“I’m always on the lookout for those scenes that can help paint the picture for someone that hasn’t been to that part of the world, or perhaps never will. But, I do my best to not overlay my own feelings or prejudices about particular situations.”“There are certain things that are a bit tough to see. I go to certain places where people are desperately poor, malnourished even. But I don’t shy away from seeing it. I always prefer to have knowledge about a situation rather than not. “Knowledge is power. “I spend quite a lot of time trying to not over dramatize the negative things that I see. What I hope for instead is that my photography can help ameliorate the situation.”It is this decision to consciously choose to see and learn about the overall climate of Cameroon that has helped Ian understand his place as an activist and as a changemaker.“Although my work in Cameroon with AAA is focused on their work with primates, it also indirectly impacts the people. For example, I know the sanctuary is able to fundraise better when it has better imagery or video, and I can help with that. “The indirect benefit is that as the sanctuary grows, there are benefits that can impact the surrounding community.”

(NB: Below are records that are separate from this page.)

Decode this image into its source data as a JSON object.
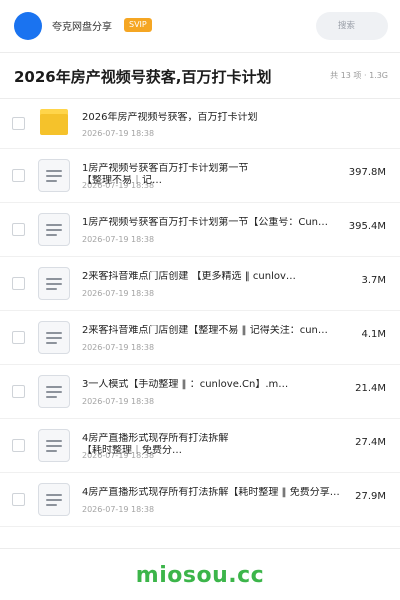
{
  "header": {
    "username": "夸克网盘分享",
    "badge": "SVIP",
    "search_placeholder": "搜索",
    "accent_color": "#1a73f0"
  },
  "share": {
    "title": "2026年房产视频号获客,百万打卡计划",
    "meta": "共 13 项 · 1.3G"
  },
  "items": [
    {
      "type": "folder",
      "icon": "folder-icon",
      "name": "2026年房产视频号获客，百万打卡计划",
      "name_line2": "",
      "date": "2026-07-19 18:38",
      "size": ""
    },
    {
      "type": "file",
      "icon": "document-icon",
      "name": "1房产视频号获客百万打卡计划第一节",
      "name_line2": "【整理不易｜记…",
      "date": "2026-07-19 18:38",
      "size": "397.8M"
    },
    {
      "type": "file",
      "icon": "document-icon",
      "name": "1房产视频号获客百万打卡计划第一节【公重号：Cun…",
      "name_line2": "",
      "date": "2026-07-19 18:38",
      "size": "395.4M"
    },
    {
      "type": "file",
      "icon": "document-icon",
      "name": "2来客抖音难点门店创建 【更多精选 ‖ cunlov…",
      "name_line2": "",
      "date": "2026-07-19 18:38",
      "size": "3.7M"
    },
    {
      "type": "file",
      "icon": "document-icon",
      "name": "2来客抖音难点门店创建【整理不易 ‖ 记得关注：cun…",
      "name_line2": "",
      "date": "2026-07-19 18:38",
      "size": "4.1M"
    },
    {
      "type": "file",
      "icon": "document-icon",
      "name": "3一人模式【手动整理 ‖ ：cunlove.Cn】.m…",
      "name_line2": "",
      "date": "2026-07-19 18:38",
      "size": "21.4M"
    },
    {
      "type": "file",
      "icon": "document-icon",
      "name": "4房产直播形式现存所有打法拆解",
      "name_line2": "【耗时整理｜免费分…",
      "date": "2026-07-19 18:38",
      "size": "27.4M"
    },
    {
      "type": "file",
      "icon": "document-icon",
      "name": "4房产直播形式现存所有打法拆解【耗时整理 ‖ 免费分享…",
      "name_line2": "",
      "date": "2026-07-19 18:38",
      "size": "27.9M"
    }
  ],
  "footer": {
    "watermark": "miosou.cc",
    "watermark_color": "#3cb54a"
  }
}
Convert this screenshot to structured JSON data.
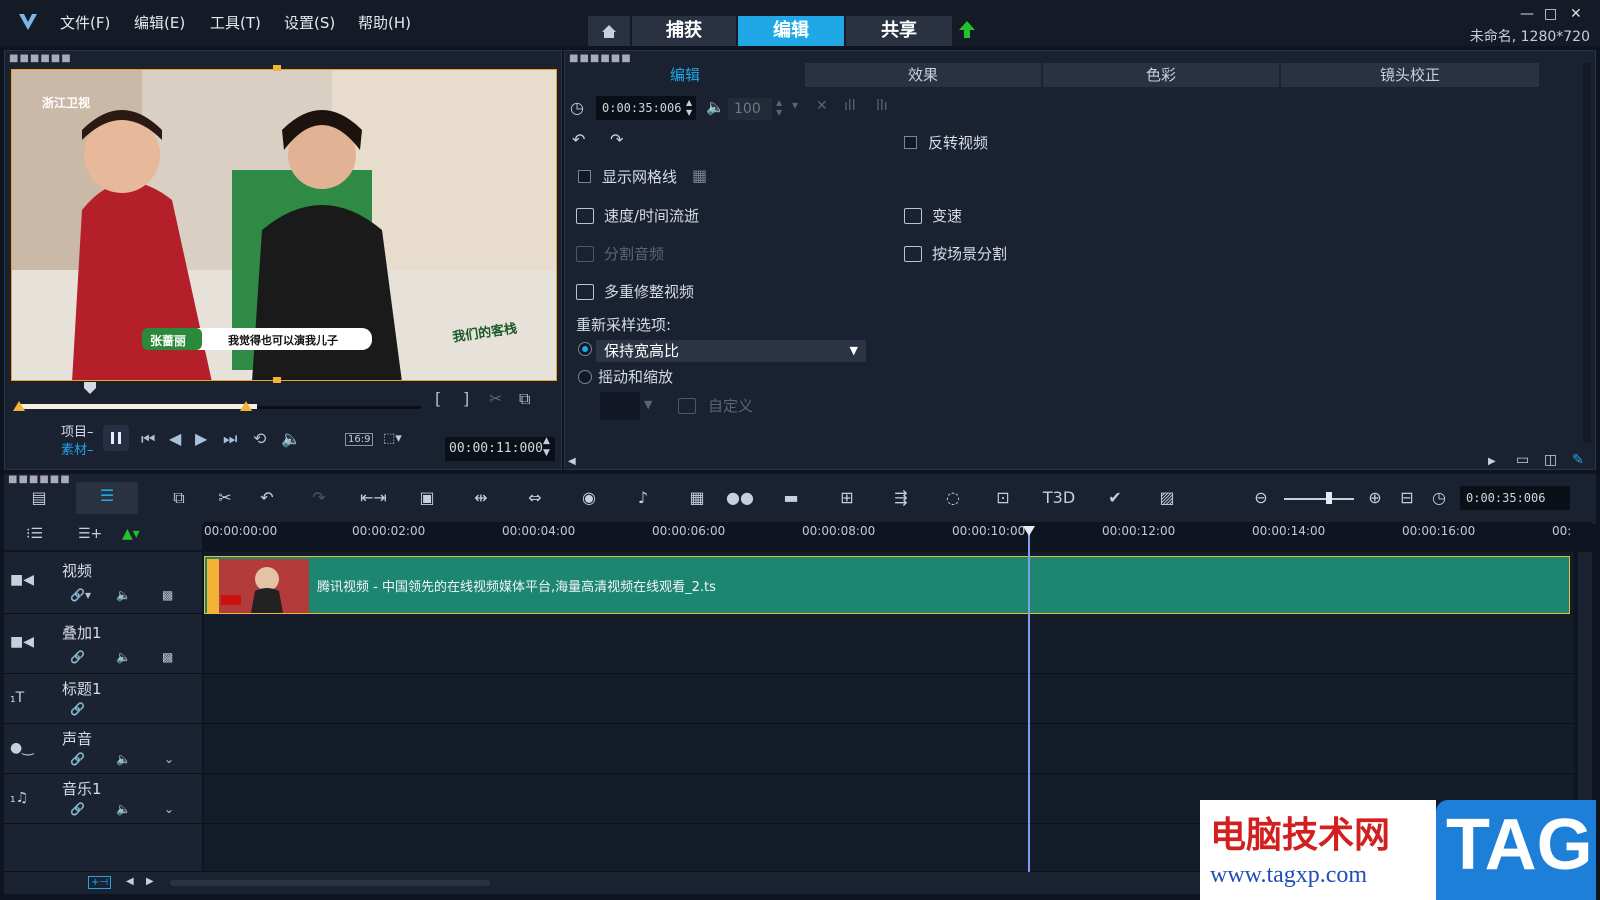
{
  "menu": {
    "file": "文件(F)",
    "edit": "编辑(E)",
    "tools": "工具(T)",
    "settings": "设置(S)",
    "help": "帮助(H)"
  },
  "modes": {
    "capture": "捕获",
    "edit": "编辑",
    "share": "共享"
  },
  "project_info": "未命名, 1280*720",
  "preview": {
    "station_logo": "浙江卫视",
    "caption_name": "张蔷丽",
    "caption_text": "我觉得也可以演我儿子",
    "show_logo": "我们的客栈",
    "project_label": "项目",
    "clip_label": "素材",
    "aspect_label": "16:9",
    "timecode": "00:00:11:000"
  },
  "options": {
    "tabs": [
      "编辑",
      "效果",
      "色彩",
      "镜头校正"
    ],
    "duration": "0:00:35:006",
    "volume": "100",
    "reverse_video": "反转视频",
    "show_grid": "显示网格线",
    "speed_time_lapse": "速度/时间流逝",
    "variable_speed": "变速",
    "split_audio": "分割音频",
    "split_by_scene": "按场景分割",
    "multi_trim": "多重修整视频",
    "resample_label": "重新采样选项:",
    "resample_value": "保持宽高比",
    "pan_zoom": "摇动和缩放",
    "custom": "自定义"
  },
  "timeline": {
    "duration": "0:00:35:006",
    "ticks": [
      "00:00:00:00",
      "00:00:02:00",
      "00:00:04:00",
      "00:00:06:00",
      "00:00:08:00",
      "00:00:10:00",
      "00:00:12:00",
      "00:00:14:00",
      "00:00:16:00",
      "00:"
    ],
    "tracks": [
      "视频",
      "叠加1",
      "标题1",
      "声音",
      "音乐1"
    ],
    "clip_name": "腾讯视频 - 中国领先的在线视频媒体平台,海量高清视频在线观看_2.ts"
  },
  "watermark": {
    "title": "电脑技术网",
    "url": "www.tagxp.com",
    "tag": "TAG"
  },
  "colors": {
    "accent": "#1fa7e6",
    "clip": "#1d8670",
    "trim": "#f3b335",
    "playhead": "#7f9cf0"
  }
}
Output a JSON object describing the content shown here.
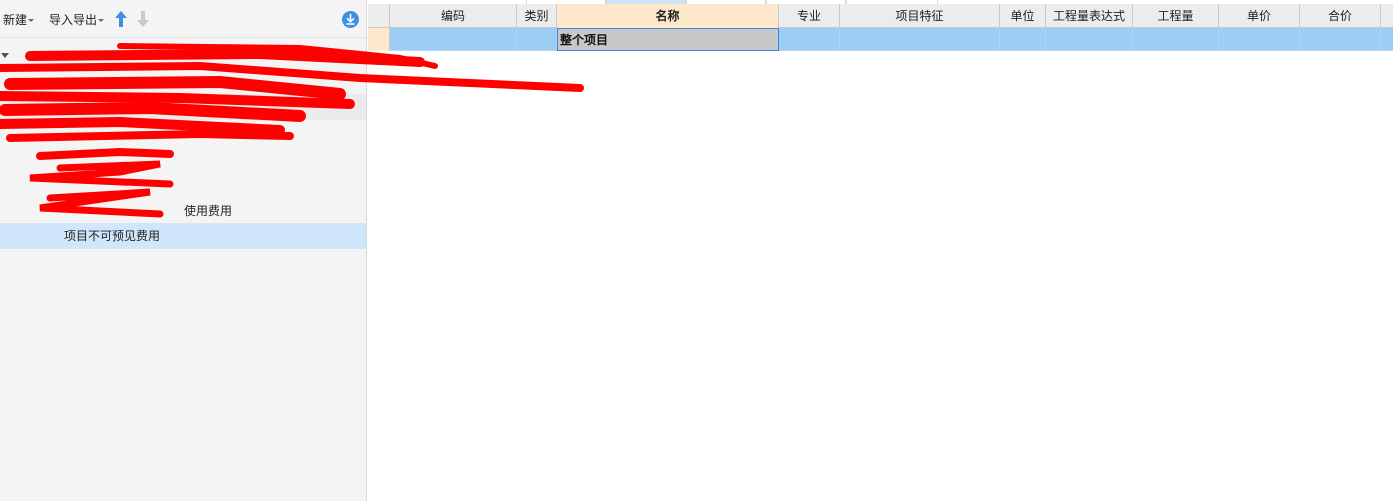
{
  "toolbar": {
    "new_label": "新建",
    "import_export_label": "导入导出",
    "move_up_icon": "arrow-up-icon",
    "move_down_icon": "arrow-down-icon",
    "download_icon": "download-circle-icon"
  },
  "tree": {
    "items": [
      {
        "label": "",
        "redacted": true
      },
      {
        "label": "",
        "redacted": true
      },
      {
        "label": "",
        "redacted": true
      },
      {
        "label": "",
        "redacted": true
      },
      {
        "label": "",
        "redacted": true
      },
      {
        "label": "",
        "redacted": true
      },
      {
        "label": "使用费用",
        "redacted": true
      },
      {
        "label": "项目不可预见费用",
        "redacted": false,
        "selected": true
      }
    ]
  },
  "grid": {
    "columns": [
      {
        "key": "rowhead",
        "label": ""
      },
      {
        "key": "code",
        "label": "编码"
      },
      {
        "key": "category",
        "label": "类别"
      },
      {
        "key": "name",
        "label": "名称"
      },
      {
        "key": "specialty",
        "label": "专业"
      },
      {
        "key": "features",
        "label": "项目特征"
      },
      {
        "key": "unit",
        "label": "单位"
      },
      {
        "key": "expr",
        "label": "工程量表达式"
      },
      {
        "key": "qty",
        "label": "工程量"
      },
      {
        "key": "price",
        "label": "单价"
      },
      {
        "key": "total",
        "label": "合价"
      }
    ],
    "rows": [
      {
        "code": "",
        "category": "",
        "name": "整个项目",
        "specialty": "",
        "features": "",
        "unit": "",
        "expr": "",
        "qty": "",
        "price": "",
        "total": ""
      }
    ]
  },
  "colors": {
    "accent": "#3f8fe5",
    "selected_row": "#9ccdf4",
    "active_header": "#fde8cc",
    "tree_selected": "#cfe6fb",
    "redaction": "#ff0000"
  }
}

The collective commitment to maintaining Mefou Primate Park is what continues to inspire Ian, with local activism providing a beacon of hope for the future.“The more that I talk to people, the more I realise that they don’t want forests chopped down and emptied of animals. For example, there are many young people with startup conservation projects; around plastic pollution or climate change for instance. “There are people on the ground in Cameroon for whom activism is real, it is a part of life, and it is something that they believe can benefit their communities.“And seeing that people do care, gives you hope.”Speaking to Ian it becomes clear very quickly that Mefou and the primates that reside there hold a very special place in his heart. However, he believes his unique bond with the park is reflected far deeper in those that call it home.“For the people, the park is central to everything that they do, to everything that they are. The park is their home, their source of income, their stability. It represents an opportunity for them to improve the lives of their family and their community.“For the primates; it is a sanctuary for these refugees of the forest. Without the park, they would be without hope. “It is their source of life.”
Find out more about Ape Action Africa and support the work they do.